Enemies turned comrades, in less than a decade? Cody and Sitting Bull only worked together for a few months in 1885, but it's a fascinating chapter in the lightning-fast transition from Wild West reality to traveling circus. In her compelling Blood Brothers, Deanne Stillman, an expert on the American West, examines their lives to explore the era’s complexities … Stillman also shows that a third person was crucial to the relationship between the two men: Annie Oakley. Both were a bit in love with that remarkable woman, and her story is as riveting as theirs.
...a condensed history of the Wild West show, homing in on the unlikely bond between Buffalo Bill and Sitting Bull … Blood Brothers offers a brisk and compassionate retelling of a familiar story, but falters at times under the weight of its author’s dogged optimism about the redemptive power of this ‘strange friendship.’

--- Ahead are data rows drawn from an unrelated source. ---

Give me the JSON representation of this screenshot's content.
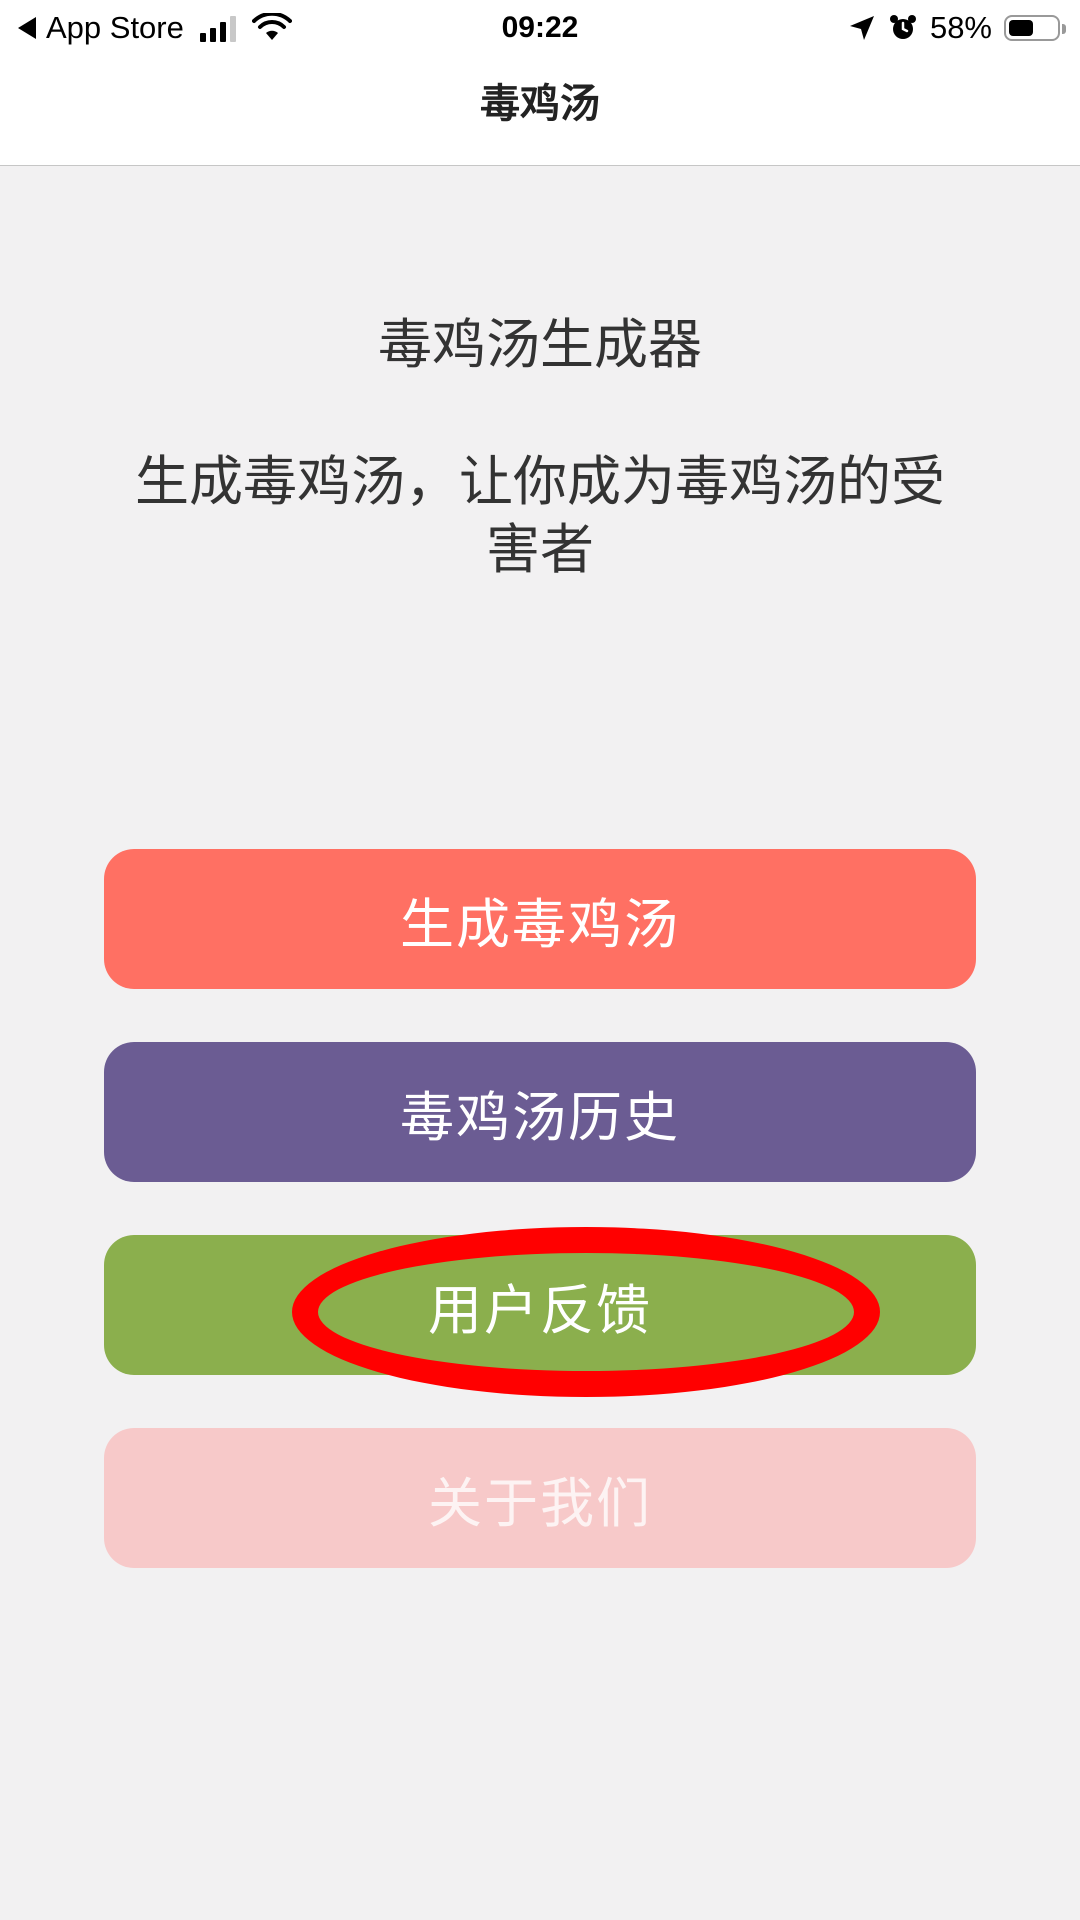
{
  "status_bar": {
    "back_label": "App Store",
    "time": "09:22",
    "battery_percent": "58%",
    "battery_level": 0.58,
    "icons": [
      "back-arrow-icon",
      "cellular-signal-icon",
      "wifi-icon",
      "location-arrow-icon",
      "alarm-clock-icon",
      "battery-icon"
    ]
  },
  "nav": {
    "title": "毒鸡汤"
  },
  "main": {
    "title": "毒鸡汤生成器",
    "subtitle": "生成毒鸡汤，让你成为毒鸡汤的受害者"
  },
  "buttons": {
    "generate": "生成毒鸡汤",
    "history": "毒鸡汤历史",
    "feedback": "用户反馈",
    "about": "关于我们"
  },
  "colors": {
    "background": "#f2f1f2",
    "generate": "#ff7063",
    "history": "#6b5c93",
    "feedback": "#8baf4d",
    "about": "#f7c9c9",
    "highlight": "#ff0000"
  }
}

Stillman’s writing can be beautiful and evocative, but there are some head-scratchers, too...She is also prone to dizzyingly long sentences, some of which clock in at 100 words. Finally, with most of the conversations between the protagonists lost to time, along with their thoughts, Stillman too often compensates with speculation, couching her points with ‘perhaps,’ ‘maybe,’ ‘may have said,’ ‘may have replied,’ and the like … While the book’s subtitle promises ‘the story of the strange friendship,’ we end up understanding less about the friendship — its meaning to the two men — than about its strangeness, tinged with tragedy.
Relating large events in the guise of paired persons, friends or enemies, is an old storytelling strategy, not much used these days. Stillman neatly revives it in this portrait of the uncomplicated, mutually admiring friendship of the Lakota leader Sitting Bull and William Cody, aka Buffalo Bill. Adding a third to them in the form of the sharpshooter and all-around interesting person Annie Oakley, the author looks at the clash of cultures and how each character resolved or sometimes ignored differences to form bonds of respect … Thoughtful and thoroughly well-told—just the right treatment for a subject about which many books have been written before, few so successfully.